(Data records for software interfaces)
+++

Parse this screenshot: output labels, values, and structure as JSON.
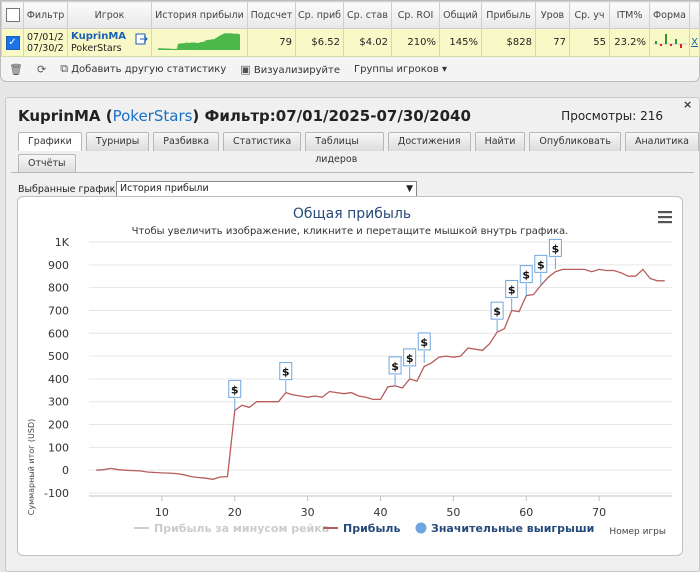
{
  "grid": {
    "headers": [
      "",
      "Фильтр",
      "Игрок",
      "История прибыли",
      "Подсчет",
      "Ср. приб",
      "Ср. став",
      "Ср. ROI",
      "Общий",
      "Прибыль",
      "Уров",
      "Ср. уч",
      "ITM%",
      "Форма",
      ""
    ],
    "row": {
      "filter_line1": "07/01/2",
      "filter_line2": "07/30/2",
      "player_name": "KuprinMA",
      "player_site": "PokerStars",
      "count": "79",
      "avg_profit": "$6.52",
      "avg_stake": "$4.02",
      "avg_roi": "210%",
      "total": "145%",
      "profit": "$828",
      "level": "77",
      "avg_field": "55",
      "itm": "23.2%",
      "remove": "X"
    }
  },
  "toolbar": {
    "add_stats": "Добавить другую статистику",
    "visualize": "Визуализируйте",
    "player_groups": "Группы игроков"
  },
  "panel": {
    "name": "KuprinMA",
    "open_paren": " (",
    "site": "PokerStars",
    "filter": ") Фильтр:07/01/2025-07/30/2040",
    "views": "Просмотры: 216",
    "close": "×",
    "tabs_row1": [
      "Графики",
      "Турниры",
      "Разбивка",
      "Статистика",
      "Таблицы лидеров",
      "Достижения",
      "Найти",
      "Опубликовать",
      "Аналитика"
    ],
    "tabs_row2": [
      "Отчёты"
    ],
    "selector_label": "Выбранные графики:",
    "selector_value": "История прибыли"
  },
  "colors": {
    "profit_line": "#b85c5c",
    "rake_line": "#cccccc",
    "marker": "#6ea6e0",
    "accent": "#1a6fc4"
  },
  "chart_data": {
    "type": "line",
    "title": "Общая прибыль",
    "subtitle": "Чтобы увеличить изображение, кликните и перетащите мышкой внутрь графика.",
    "ylabel": "Суммарный итог (USD)",
    "xlabel": "Номер игры",
    "xlim": [
      0,
      80
    ],
    "ylim": [
      -100,
      1000
    ],
    "xticks": [
      10,
      20,
      30,
      40,
      50,
      60,
      70
    ],
    "yticks": [
      -100,
      0,
      100,
      200,
      300,
      400,
      500,
      600,
      700,
      800,
      900,
      1000
    ],
    "ytick_labels": [
      "-100",
      "0",
      "100",
      "200",
      "300",
      "400",
      "500",
      "600",
      "700",
      "800",
      "900",
      "1K"
    ],
    "legend": [
      "Прибыль за минусом рейка",
      "Прибыль",
      "Значительные выигрыши"
    ],
    "legend_position": "bottom",
    "series": [
      {
        "name": "Прибыль",
        "x": [
          1,
          2,
          3,
          4,
          5,
          6,
          7,
          8,
          9,
          10,
          11,
          12,
          13,
          14,
          15,
          16,
          17,
          18,
          19,
          20,
          21,
          22,
          23,
          24,
          25,
          26,
          27,
          28,
          29,
          30,
          31,
          32,
          33,
          34,
          35,
          36,
          37,
          38,
          39,
          40,
          41,
          42,
          43,
          44,
          45,
          46,
          47,
          48,
          49,
          50,
          51,
          52,
          53,
          54,
          55,
          56,
          57,
          58,
          59,
          60,
          61,
          62,
          63,
          64,
          65,
          66,
          67,
          68,
          69,
          70,
          71,
          72,
          73,
          74,
          75,
          76,
          77,
          78,
          79
        ],
        "y": [
          0,
          2,
          8,
          2,
          0,
          -2,
          -3,
          -8,
          -10,
          -12,
          -13,
          -15,
          -20,
          -28,
          -32,
          -35,
          -40,
          -30,
          -28,
          262,
          285,
          275,
          300,
          300,
          300,
          300,
          340,
          330,
          325,
          320,
          325,
          320,
          345,
          340,
          335,
          340,
          325,
          320,
          310,
          310,
          365,
          370,
          360,
          400,
          390,
          455,
          470,
          495,
          500,
          495,
          500,
          535,
          530,
          525,
          555,
          605,
          620,
          700,
          695,
          765,
          770,
          810,
          845,
          870,
          880,
          880,
          880,
          880,
          870,
          880,
          875,
          875,
          865,
          850,
          850,
          880,
          840,
          830,
          830
        ]
      }
    ],
    "big_wins": {
      "x": [
        20,
        27,
        42,
        44,
        46,
        56,
        58,
        60,
        62,
        64
      ],
      "y": [
        262,
        340,
        365,
        400,
        470,
        605,
        700,
        765,
        810,
        880
      ]
    }
  }
}
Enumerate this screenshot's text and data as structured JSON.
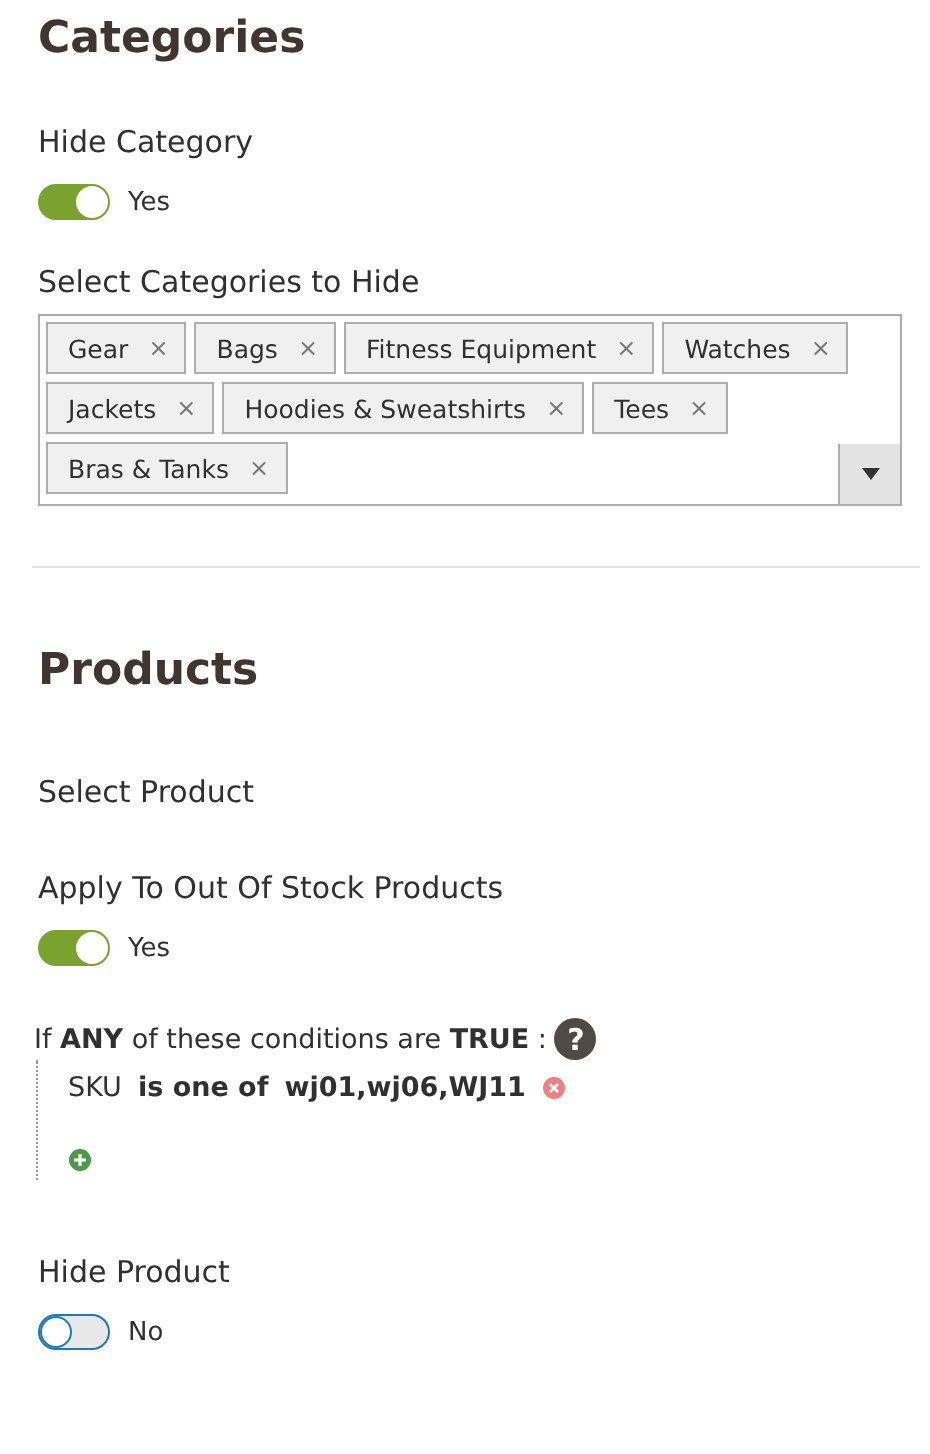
{
  "categories": {
    "title": "Categories",
    "hide_category": {
      "label": "Hide Category",
      "on": true,
      "state_text": "Yes"
    },
    "select": {
      "label": "Select Categories to Hide",
      "tags": [
        "Gear",
        "Bags",
        "Fitness Equipment",
        "Watches",
        "Jackets",
        "Hoodies & Sweatshirts",
        "Tees",
        "Bras & Tanks"
      ],
      "remove_glyph": "×"
    }
  },
  "products": {
    "title": "Products",
    "select_product": {
      "label": "Select Product"
    },
    "out_of_stock": {
      "label": "Apply To Out Of Stock Products",
      "on": true,
      "state_text": "Yes"
    },
    "conditions": {
      "heading": "If **ANY** of these conditions are **TRUE** :",
      "help": "?",
      "rules": [
        {
          "attribute": "SKU",
          "operator": "is one of",
          "value": "wj01,wj06,WJ11"
        }
      ]
    },
    "hide_product": {
      "label": "Hide Product",
      "on": false,
      "state_text": "No"
    }
  }
}
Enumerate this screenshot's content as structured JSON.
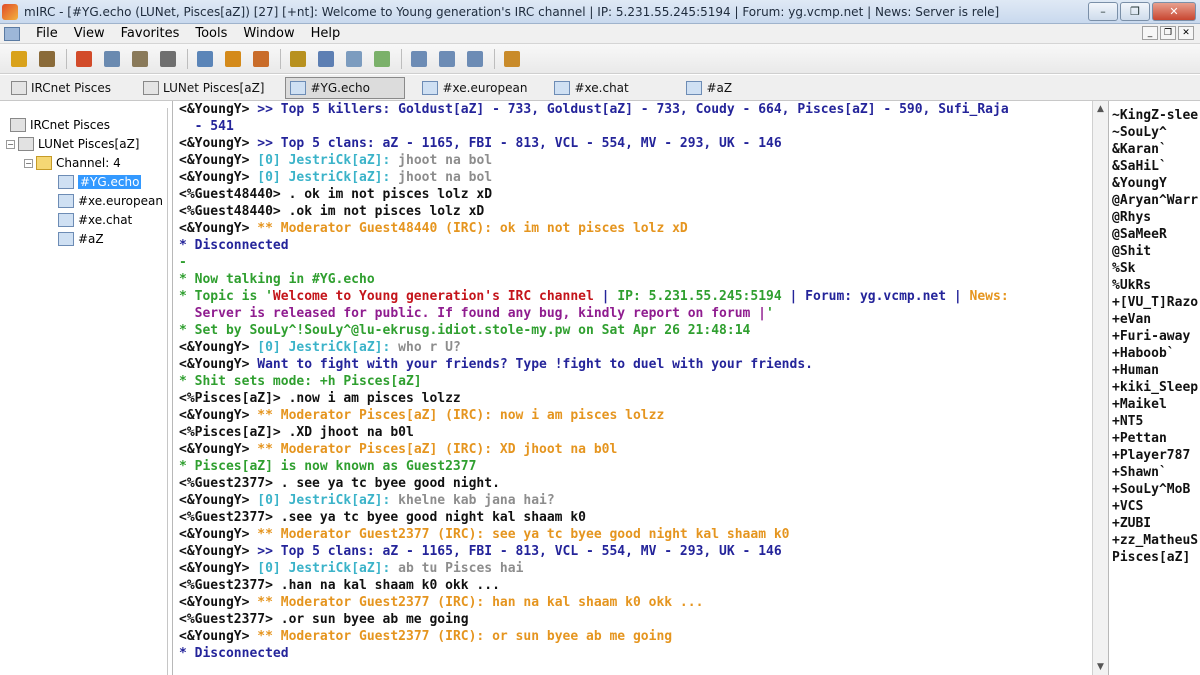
{
  "window": {
    "title": "mIRC - [#YG.echo (LUNet, Pisces[aZ]) [27] [+nt]: Welcome to Young generation's IRC channel | IP: 5.231.55.245:5194 | Forum: yg.vcmp.net | News: Server is rele]",
    "minimize": "–",
    "maximize": "❐",
    "close": "✕"
  },
  "menu": {
    "items": [
      "File",
      "View",
      "Favorites",
      "Tools",
      "Window",
      "Help"
    ],
    "mdi": [
      "_",
      "❐",
      "✕"
    ]
  },
  "toolbar": {
    "buttons": [
      {
        "icon": "connect-icon",
        "color": "#d9a21b"
      },
      {
        "icon": "options-icon",
        "color": "#8a6b3a"
      },
      {
        "icon": "favorites-icon",
        "color": "#d24b2a"
      },
      {
        "icon": "address-book-icon",
        "color": "#6a8ab0"
      },
      {
        "icon": "scripts-editor-icon",
        "color": "#8a7a5a"
      },
      {
        "icon": "colors-icon",
        "color": "#6f6f6f"
      },
      {
        "icon": "timer-icon",
        "color": "#5b85b8"
      },
      {
        "icon": "channel-list-icon",
        "color": "#d48a1a"
      },
      {
        "icon": "channel-folder-icon",
        "color": "#c96c2a"
      },
      {
        "icon": "dcc-send-icon",
        "color": "#b8911f"
      },
      {
        "icon": "dcc-chat-icon",
        "color": "#5d7fb3"
      },
      {
        "icon": "notify-list-icon",
        "color": "#7c9cbf"
      },
      {
        "icon": "url-list-icon",
        "color": "#7bb16a"
      },
      {
        "icon": "tile-horizontal-icon",
        "color": "#6d8cb5"
      },
      {
        "icon": "tile-vertical-icon",
        "color": "#6d8cb5"
      },
      {
        "icon": "cascade-icon",
        "color": "#6d8cb5"
      },
      {
        "icon": "help-icon",
        "color": "#c98b2a"
      }
    ]
  },
  "switchbar": {
    "tabs": [
      {
        "label": "IRCnet Pisces",
        "type": "server",
        "active": false
      },
      {
        "label": "LUNet Pisces[aZ]",
        "type": "server",
        "active": false
      },
      {
        "label": "#YG.echo",
        "type": "channel",
        "active": true
      },
      {
        "label": "#xe.european",
        "type": "channel",
        "active": false
      },
      {
        "label": "#xe.chat",
        "type": "channel",
        "active": false
      },
      {
        "label": "#aZ",
        "type": "channel",
        "active": false
      }
    ]
  },
  "treebar": {
    "server1": "IRCnet Pisces",
    "server2": "LUNet Pisces[aZ]",
    "folder": "Channel: 4",
    "channels": [
      "#YG.echo",
      "#xe.european",
      "#xe.chat",
      "#aZ"
    ],
    "expand_minus": "−",
    "expand_plus": "+"
  },
  "chat": {
    "lines": [
      [
        [
          "c-black",
          "<&YoungY> "
        ],
        [
          "c-darkblue",
          ">> Top 5 killers: Goldust[aZ] - 733, Goldust[aZ] - 733, Coudy - 664, Pisces[aZ] - 590, Sufi_Raja"
        ]
      ],
      [
        [
          "c-darkblue",
          "  - 541"
        ]
      ],
      [
        [
          "c-black",
          "<&YoungY> "
        ],
        [
          "c-darkblue",
          ">> Top 5 clans: aZ - 1165, FBI - 813, VCL - 554, MV - 293, UK - 146"
        ]
      ],
      [
        [
          "c-black",
          "<&YoungY> "
        ],
        [
          "c-cyan",
          "[0] JestriCk[aZ]: "
        ],
        [
          "c-grey",
          "jhoot na bol"
        ]
      ],
      [
        [
          "c-black",
          "<&YoungY> "
        ],
        [
          "c-cyan",
          "[0] JestriCk[aZ]: "
        ],
        [
          "c-grey",
          "jhoot na bol"
        ]
      ],
      [
        [
          "c-black",
          "<%Guest48440> . ok im not pisces lolz xD"
        ]
      ],
      [
        [
          "c-black",
          "<%Guest48440> .ok im not pisces lolz xD"
        ]
      ],
      [
        [
          "c-black",
          "<&YoungY> "
        ],
        [
          "c-orange",
          "** Moderator Guest48440 (IRC): ok im not pisces lolz xD"
        ]
      ],
      [
        [
          "c-darkblue",
          "* Disconnected"
        ]
      ],
      [
        [
          "c-green",
          "-"
        ]
      ],
      [
        [
          "c-green",
          "* Now talking in #YG.echo"
        ]
      ],
      [
        [
          "c-green",
          "* Topic is '"
        ],
        [
          "c-red",
          "Welcome to Young generation's IRC channel"
        ],
        [
          "c-darkblue",
          " | "
        ],
        [
          "c-green",
          "IP: 5.231.55.245:5194"
        ],
        [
          "c-darkblue",
          " | Forum: yg.vcmp.net | "
        ],
        [
          "c-orange",
          "News:"
        ]
      ],
      [
        [
          "c-purple",
          "  Server is released for public. If found any bug, kindly report on forum |"
        ],
        [
          "c-green",
          "'"
        ]
      ],
      [
        [
          "c-green",
          "* Set by SouLy^!SouLy^@lu-ekrusg.idiot.stole-my.pw on Sat Apr 26 21:48:14"
        ]
      ],
      [
        [
          "c-black",
          "<&YoungY> "
        ],
        [
          "c-cyan",
          "[0] JestriCk[aZ]: "
        ],
        [
          "c-grey",
          "who r U?"
        ]
      ],
      [
        [
          "c-black",
          "<&YoungY> "
        ],
        [
          "c-darkblue",
          "Want to fight with your friends? Type !fight to duel with your friends."
        ]
      ],
      [
        [
          "c-green",
          "* Shit sets mode: +h Pisces[aZ]"
        ]
      ],
      [
        [
          "c-black",
          "<%Pisces[aZ]> .now i am pisces lolzz"
        ]
      ],
      [
        [
          "c-black",
          "<&YoungY> "
        ],
        [
          "c-orange",
          "** Moderator Pisces[aZ] (IRC): now i am pisces lolzz"
        ]
      ],
      [
        [
          "c-black",
          "<%Pisces[aZ]> .XD jhoot na b0l"
        ]
      ],
      [
        [
          "c-black",
          "<&YoungY> "
        ],
        [
          "c-orange",
          "** Moderator Pisces[aZ] (IRC): XD jhoot na b0l"
        ]
      ],
      [
        [
          "c-green",
          "* Pisces[aZ] is now known as Guest2377"
        ]
      ],
      [
        [
          "c-black",
          "<%Guest2377> . see ya tc byee good night."
        ]
      ],
      [
        [
          "c-black",
          "<&YoungY> "
        ],
        [
          "c-cyan",
          "[0] JestriCk[aZ]: "
        ],
        [
          "c-grey",
          "khelne kab jana hai?"
        ]
      ],
      [
        [
          "c-black",
          "<%Guest2377> .see ya tc byee good night kal shaam k0"
        ]
      ],
      [
        [
          "c-black",
          "<&YoungY> "
        ],
        [
          "c-orange",
          "** Moderator Guest2377 (IRC): see ya tc byee good night kal shaam k0"
        ]
      ],
      [
        [
          "c-black",
          "<&YoungY> "
        ],
        [
          "c-darkblue",
          ">> Top 5 clans: aZ - 1165, FBI - 813, VCL - 554, MV - 293, UK - 146"
        ]
      ],
      [
        [
          "c-black",
          "<&YoungY> "
        ],
        [
          "c-cyan",
          "[0] JestriCk[aZ]: "
        ],
        [
          "c-grey",
          "ab tu Pisces hai"
        ]
      ],
      [
        [
          "c-black",
          "<%Guest2377> .han na kal shaam k0 okk ..."
        ]
      ],
      [
        [
          "c-black",
          "<&YoungY> "
        ],
        [
          "c-orange",
          "** Moderator Guest2377 (IRC): han na kal shaam k0 okk ..."
        ]
      ],
      [
        [
          "c-black",
          "<%Guest2377> .or sun byee ab me going"
        ]
      ],
      [
        [
          "c-black",
          "<&YoungY> "
        ],
        [
          "c-orange",
          "** Moderator Guest2377 (IRC): or sun byee ab me going"
        ]
      ],
      [
        [
          "c-darkblue",
          "* Disconnected"
        ]
      ]
    ]
  },
  "nicklist": {
    "nicks": [
      "~KingZ-slee",
      "~SouLy^",
      "&Karan`",
      "&SaHiL`",
      "&YoungY",
      "@Aryan^Warr",
      "@Rhys",
      "@SaMeeR",
      "@Shit",
      "%Sk",
      "%UkRs",
      "+[VU_T]Razo",
      "+eVan",
      "+Furi-away",
      "+Haboob`",
      "+Human",
      "+kiki_Sleep",
      "+Maikel",
      "+NT5",
      "+Pettan",
      "+Player787",
      "+Shawn`",
      "+SouLy^MoB",
      "+VCS",
      "+ZUBI",
      "+zz_MatheuS",
      "Pisces[aZ]"
    ]
  },
  "scrollbar": {
    "up": "▲",
    "down": "▼"
  }
}
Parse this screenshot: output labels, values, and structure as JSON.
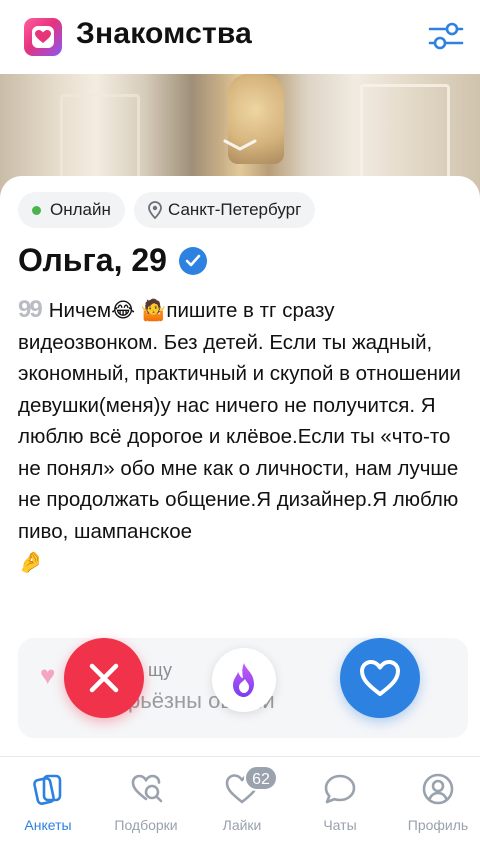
{
  "header": {
    "title": "Знакомства",
    "logo_icon": "heart-logo-icon",
    "filter_icon": "sliders-icon"
  },
  "profile": {
    "chips": {
      "online": "Онлайн",
      "city": "Санкт-Петербург"
    },
    "name_age": "Ольга, 29",
    "verified": true,
    "bio": {
      "quote_mark": "99",
      "line1_a": "Ничем",
      "emoji1": "😂",
      "emoji2": "🤷",
      "line1_b": "пишите в тг сразу",
      "rest": "видеозвонком. Без детей. Если ты жадный, экономный, практичный и скупой в отношении девушки(меня)у нас ничего не получится. Я люблю всё дорогое и клёвое.Если ты «что-то не понял» обо мне как о личности, нам лучше не продолжать общение.Я дизайнер.Я люблю пиво, шампанское",
      "emoji_end": "🤌"
    },
    "info": {
      "title": "щу",
      "value": "рьёзны   ошени"
    }
  },
  "actions": {
    "dislike_icon": "close-icon",
    "super_icon": "flame-icon",
    "like_icon": "heart-icon"
  },
  "tabs": [
    {
      "label": "Анкеты",
      "icon": "cards-icon",
      "active": true
    },
    {
      "label": "Подборки",
      "icon": "heart-search-icon",
      "active": false
    },
    {
      "label": "Лайки",
      "icon": "heart-icon",
      "badge": "62",
      "active": false
    },
    {
      "label": "Чаты",
      "icon": "chat-bubble-icon",
      "active": false
    },
    {
      "label": "Профиль",
      "icon": "profile-icon",
      "active": false
    }
  ],
  "colors": {
    "accent": "#2d81e0",
    "dislike": "#f0334b",
    "online": "#4bb34b",
    "inactive": "#99a2ad"
  }
}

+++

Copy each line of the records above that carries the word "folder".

        "icon": "channel-folder-icon",
    "folder": "Channel: 4",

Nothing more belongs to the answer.